CROP TOUR DRAWS 200 DESPITE MORNING RAIN

June 18, 2002 11:00 pm
FIELD TRIALS: Those attending Tuesday's 26th annual Crops and Conservation Tour checked out the OSU field trial site near Alicel, learning about the dozens of cereal grains planted there — and facing a bit of a trial themselves to walk through the wet and muddy fields. (The Observer/T.L. Petersen).
FIELD TRIALS: Those attending Tuesday's 26th annual Crops and Conservation Tour checked out the OSU field trial site near Alicel, learning about the dozens of cereal grains planted there — and facing a bit of a trial themselves to walk through the wet and muddy fields. (The Observer/T.L. Petersen).

With needed rain coming down — even if there were hundreds of acres of cut hay getting soaked — the turnout for Tuesday's 26th annual Union County Crops and Conservation Tour was good.

More than 200 people, from growers to politicians to business people, loaded into four school buses and a variety of trucks and cars to visit selected fields in the central part of the county.

After introductions at Western Farm Services, the group risked walking through a muddy field to see two types of direct seed planting drills, studying the strips of barley and wheat planted by the drills in early May.

In spite of continuing rain, the tour next stopped at the site of the Oregon State University field variety trial.

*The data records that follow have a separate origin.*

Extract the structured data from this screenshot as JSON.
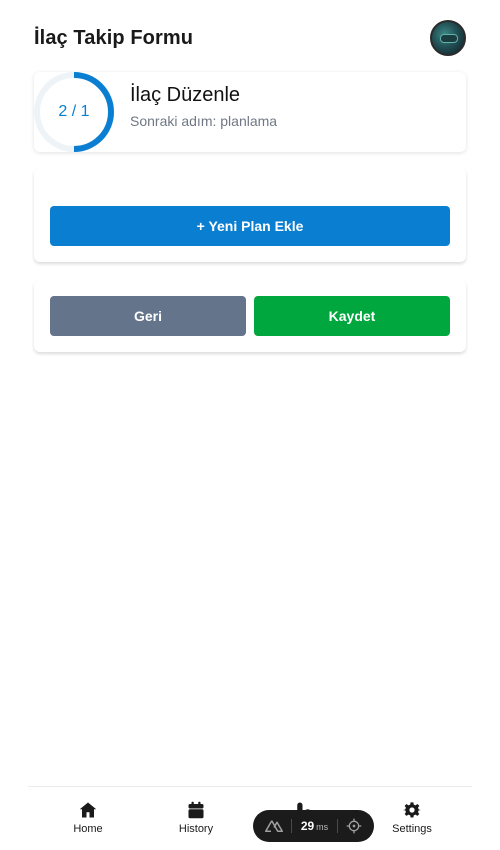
{
  "header": {
    "title": "İlaç Takip Formu",
    "avatar_icon": "user-avatar"
  },
  "step": {
    "progress_text": "2 / 1",
    "progress_fraction": 0.5,
    "accent_color": "#0a7fd1",
    "title": "İlaç Düzenle",
    "subtitle": "Sonraki adım: planlama"
  },
  "plan": {
    "add_label": "+ Yeni Plan Ekle",
    "add_color": "#0a7fd1"
  },
  "actions": {
    "back_label": "Geri",
    "back_color": "#64748b",
    "save_label": "Kaydet",
    "save_color": "#00a63e"
  },
  "nav": {
    "items": [
      {
        "label": "Home",
        "icon": "home-icon"
      },
      {
        "label": "History",
        "icon": "calendar-icon"
      },
      {
        "label": "",
        "icon": "pills-icon"
      },
      {
        "label": "Settings",
        "icon": "gear-icon"
      }
    ]
  },
  "dev_overlay": {
    "logo_icon": "nuxt-logo-icon",
    "value": "29",
    "unit": "ms",
    "target_icon": "crosshair-icon"
  }
}
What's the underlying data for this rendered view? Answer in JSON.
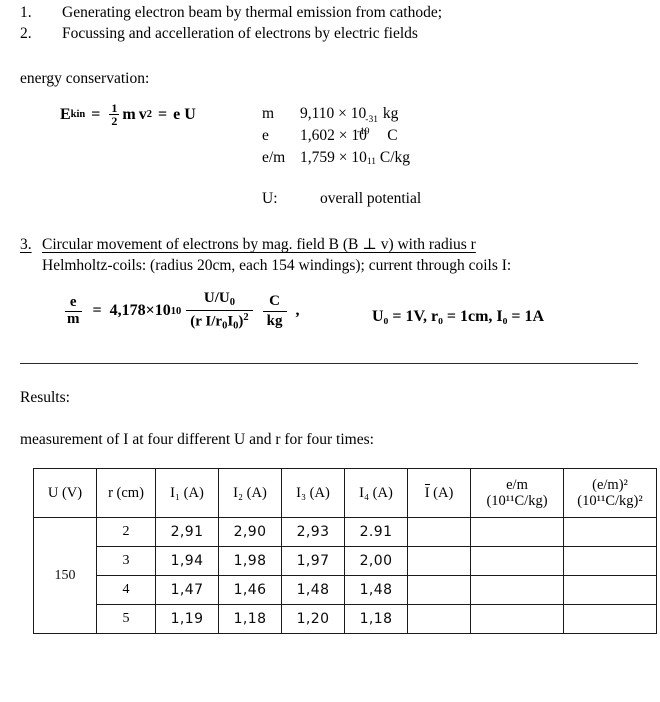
{
  "list": {
    "items": [
      {
        "num": "1.",
        "text": "Generating electron beam by thermal emission from cathode;"
      },
      {
        "num": "2.",
        "text": "Focussing and accelleration of electrons by electric fields"
      }
    ]
  },
  "energy_conservation_label": "energy conservation:",
  "ekin_formula": {
    "symbol": "E",
    "subscript": "kin",
    "eq1": "=",
    "frac_num": "1",
    "frac_den": "2",
    "m": "m",
    "v": "v",
    "v_exp": "2",
    "eq2": "=",
    "eU": "e U"
  },
  "constants": [
    {
      "symbol": "m",
      "mantissa": "9,110 × 10",
      "exponent": "-31",
      "unit": "kg"
    },
    {
      "symbol": "e",
      "mantissa": "1,602 × 10",
      "exponent": "-19",
      "unit": "C"
    },
    {
      "symbol": "e/m",
      "mantissa": "1,759 × 10",
      "exponent": "11",
      "unit": "C/kg"
    }
  ],
  "overall_potential": {
    "label": "U:",
    "text": "overall potential"
  },
  "section3": {
    "num": "3.",
    "line1": "Circular movement of electrons by mag. field  B  (B ⊥ v) with radius r",
    "line2": "Helmholtz-coils:  (radius 20cm, each 154 windings); current through coils I:"
  },
  "em_formula": {
    "lhs_num": "e",
    "lhs_den": "m",
    "equals": "=",
    "coefficient": "4,178×10",
    "coefficient_exp": "10",
    "frac_num": "U/U",
    "frac_num_sub": "0",
    "frac_den_open": "(",
    "frac_den_body": "r I/r",
    "frac_den_sub1": "0",
    "frac_den_body2": "I",
    "frac_den_sub2": "0",
    "frac_den_close": ")",
    "frac_den_exp": "2",
    "unit_num": "C",
    "unit_den": "kg",
    "comma": ",",
    "conditions": "U₀ = 1V,  r₀ = 1cm,  I₀ = 1A"
  },
  "results_label": "Results:",
  "measurement_note": "measurement of I at four different U and r for four times:",
  "table": {
    "headers": [
      {
        "main": "U (V)",
        "sub": ""
      },
      {
        "main": "r (cm)",
        "sub": ""
      },
      {
        "main": "I₁ (A)",
        "sub": ""
      },
      {
        "main": "I₂ (A)",
        "sub": ""
      },
      {
        "main": "I₃ (A)",
        "sub": ""
      },
      {
        "main": "I₄ (A)",
        "sub": ""
      },
      {
        "main": "Ī (A)",
        "sub": ""
      },
      {
        "main": "e/m",
        "sub": "(10¹¹C/kg)"
      },
      {
        "main": "(e/m)²",
        "sub": "(10¹¹C/kg)²"
      }
    ],
    "u_value": "150",
    "rows": [
      {
        "r": "2",
        "i1": "2,91",
        "i2": "2,90",
        "i3": "2,93",
        "i4": "2.91",
        "avg": "",
        "em": "",
        "em2": ""
      },
      {
        "r": "3",
        "i1": "1,94",
        "i2": "1,98",
        "i3": "1,97",
        "i4": "2,00",
        "avg": "",
        "em": "",
        "em2": ""
      },
      {
        "r": "4",
        "i1": "1,47",
        "i2": "1,46",
        "i3": "1,48",
        "i4": "1,48",
        "avg": "",
        "em": "",
        "em2": ""
      },
      {
        "r": "5",
        "i1": "1,19",
        "i2": "1,18",
        "i3": "1,20",
        "i4": "1,18",
        "avg": "",
        "em": "",
        "em2": ""
      }
    ]
  }
}
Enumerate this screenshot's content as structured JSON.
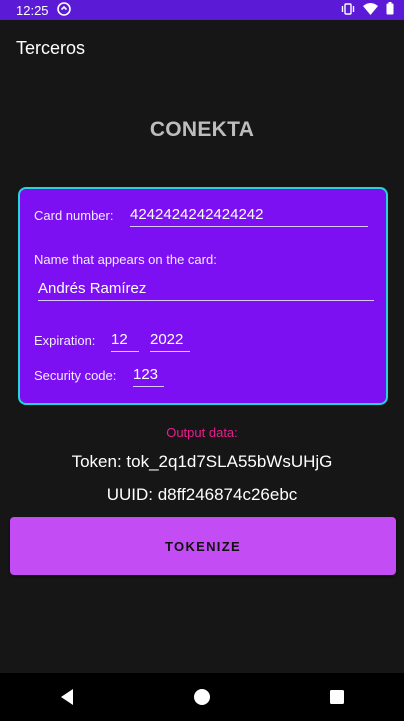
{
  "status_bar": {
    "time": "12:25",
    "icons": [
      "app-notification-icon",
      "vibrate-icon",
      "wifi-icon",
      "battery-icon"
    ]
  },
  "toolbar": {
    "title": "Terceros"
  },
  "brand": {
    "title": "CONEKTA"
  },
  "card_form": {
    "card_number_label": "Card number:",
    "card_number_value": "4242424242424242",
    "name_label": "Name that appears on the card:",
    "name_value": "Andrés Ramírez",
    "expiration_label": "Expiration:",
    "expiration_month": "12",
    "expiration_year": "2022",
    "security_code_label": "Security code:",
    "security_code_value": "123"
  },
  "output": {
    "label": "Output data:",
    "token": "Token: tok_2q1d7SLA55bWsUHjG",
    "uuid": "UUID: d8ff246874c26ebc"
  },
  "actions": {
    "tokenize_label": "TOKENIZE"
  },
  "nav_bar": {
    "icons": [
      "back-icon",
      "home-icon",
      "recents-icon"
    ]
  },
  "colors": {
    "status_bar": "#5b1bd6",
    "background": "#161616",
    "card_background": "#7c10f2",
    "card_border": "#24d6d6",
    "output_label": "#e91e8c",
    "button": "#c44cf5"
  }
}
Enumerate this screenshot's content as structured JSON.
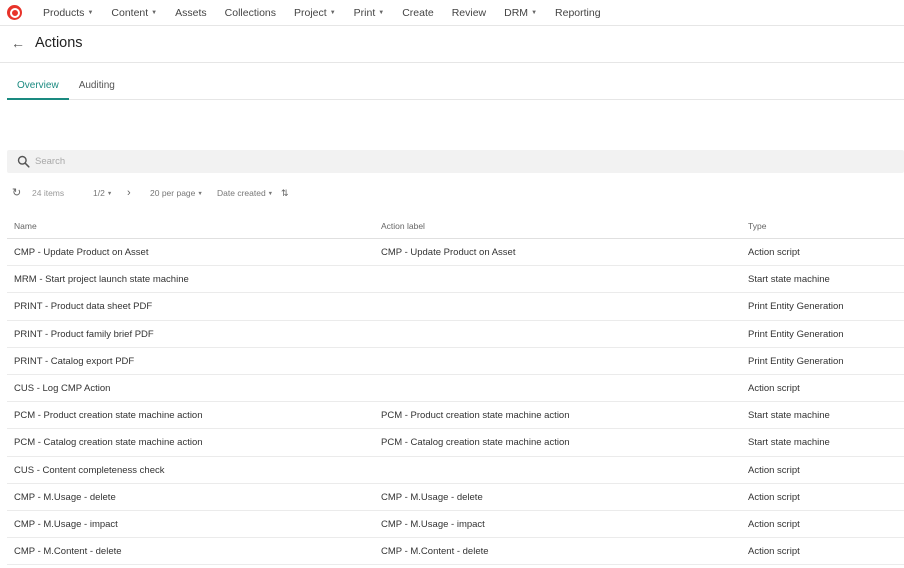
{
  "nav": {
    "items": [
      {
        "label": "Products",
        "dropdown": true
      },
      {
        "label": "Content",
        "dropdown": true
      },
      {
        "label": "Assets",
        "dropdown": false
      },
      {
        "label": "Collections",
        "dropdown": false
      },
      {
        "label": "Project",
        "dropdown": true
      },
      {
        "label": "Print",
        "dropdown": true
      },
      {
        "label": "Create",
        "dropdown": false
      },
      {
        "label": "Review",
        "dropdown": false
      },
      {
        "label": "DRM",
        "dropdown": true
      },
      {
        "label": "Reporting",
        "dropdown": false
      }
    ],
    "logo_color": "#e8332a"
  },
  "page": {
    "title": "Actions"
  },
  "tabs": [
    {
      "label": "Overview",
      "active": true
    },
    {
      "label": "Auditing",
      "active": false
    }
  ],
  "search": {
    "placeholder": "Search",
    "value": ""
  },
  "toolbar": {
    "items_count": "24 items",
    "page": "1/2",
    "per_page": "20 per page",
    "sort_by": "Date created"
  },
  "table": {
    "headers": {
      "name": "Name",
      "label": "Action label",
      "type": "Type"
    },
    "rows": [
      {
        "name": "CMP - Update Product on Asset",
        "label": "CMP - Update Product on Asset",
        "type": "Action script"
      },
      {
        "name": "MRM - Start project launch state machine",
        "label": "",
        "type": "Start state machine"
      },
      {
        "name": "PRINT - Product data sheet PDF",
        "label": "",
        "type": "Print Entity Generation"
      },
      {
        "name": "PRINT - Product family brief PDF",
        "label": "",
        "type": "Print Entity Generation"
      },
      {
        "name": "PRINT - Catalog export PDF",
        "label": "",
        "type": "Print Entity Generation"
      },
      {
        "name": "CUS - Log CMP Action",
        "label": "",
        "type": "Action script"
      },
      {
        "name": "PCM - Product creation state machine action",
        "label": "PCM - Product creation state machine action",
        "type": "Start state machine"
      },
      {
        "name": "PCM - Catalog creation state machine action",
        "label": "PCM - Catalog creation state machine action",
        "type": "Start state machine"
      },
      {
        "name": "CUS - Content completeness check",
        "label": "",
        "type": "Action script"
      },
      {
        "name": "CMP - M.Usage - delete",
        "label": "CMP - M.Usage - delete",
        "type": "Action script"
      },
      {
        "name": "CMP - M.Usage - impact",
        "label": "CMP - M.Usage - impact",
        "type": "Action script"
      },
      {
        "name": "CMP - M.Content - delete",
        "label": "CMP - M.Content - delete",
        "type": "Action script"
      }
    ]
  },
  "colors": {
    "accent": "#1a8a80"
  }
}
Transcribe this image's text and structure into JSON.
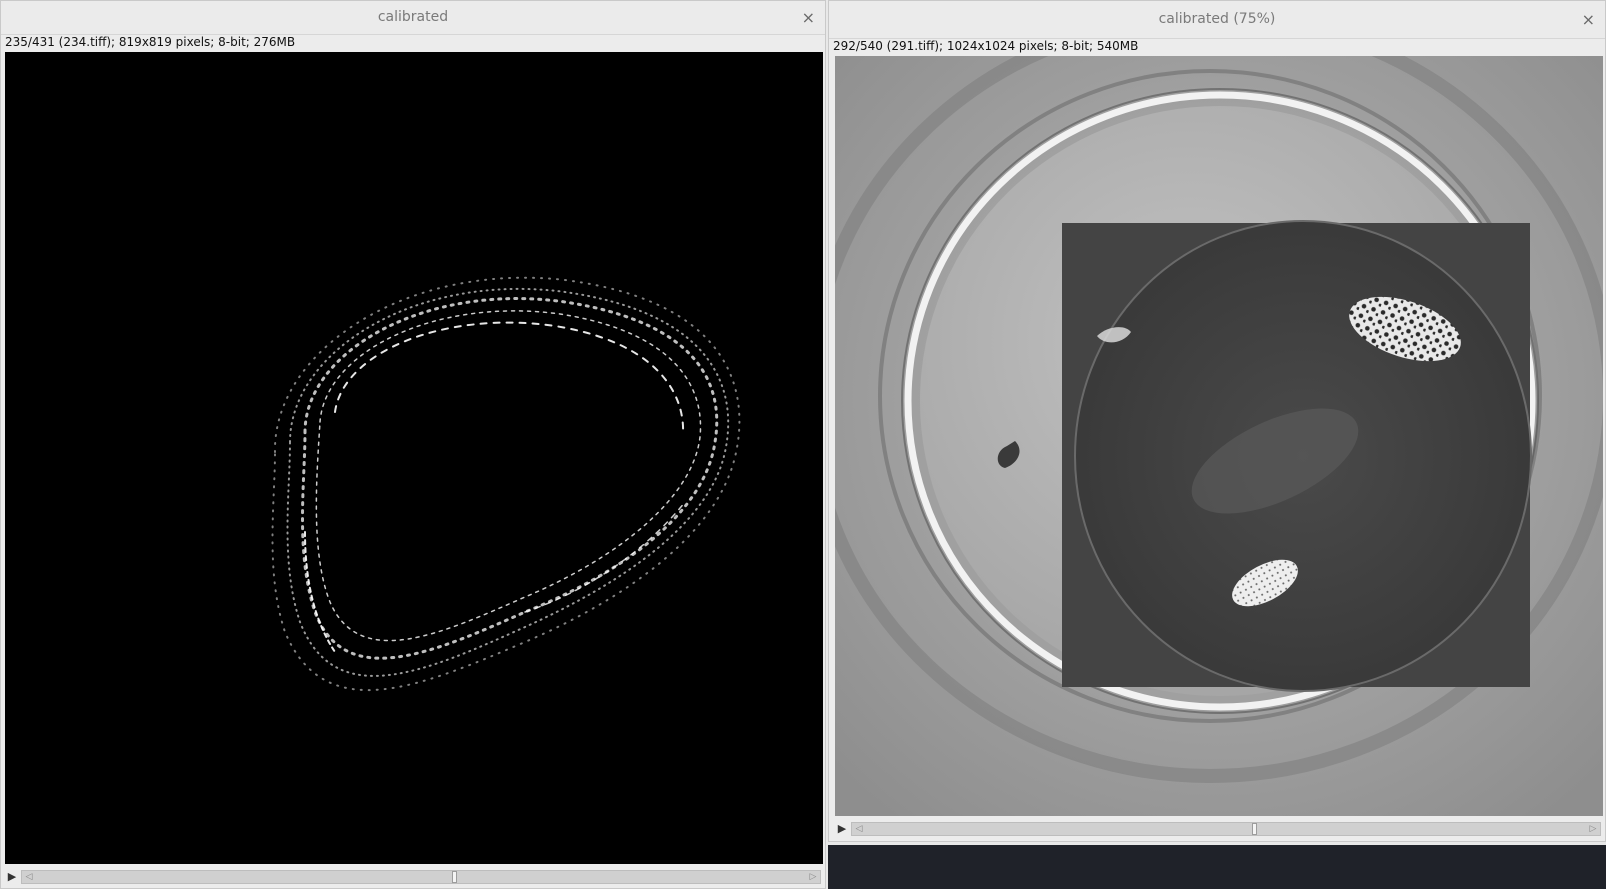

A description of the varieties being grown there, early results, and the information that the field variety testing program would probably be cut at the end of this season to help with budget shortfalls, left growers with both ideas for future plantings, and concerns about how the research would be done.

After a stop at the PGG barley warehouse in Alicel, the tour proceeded to Dale and Lisa Eisiminger's ranch outside Imbler for a steak barbecue lunch.

A count at the ranch showed that 244 people enjoyed the lunch in spite of cool temperatures.

— T.L. Petersen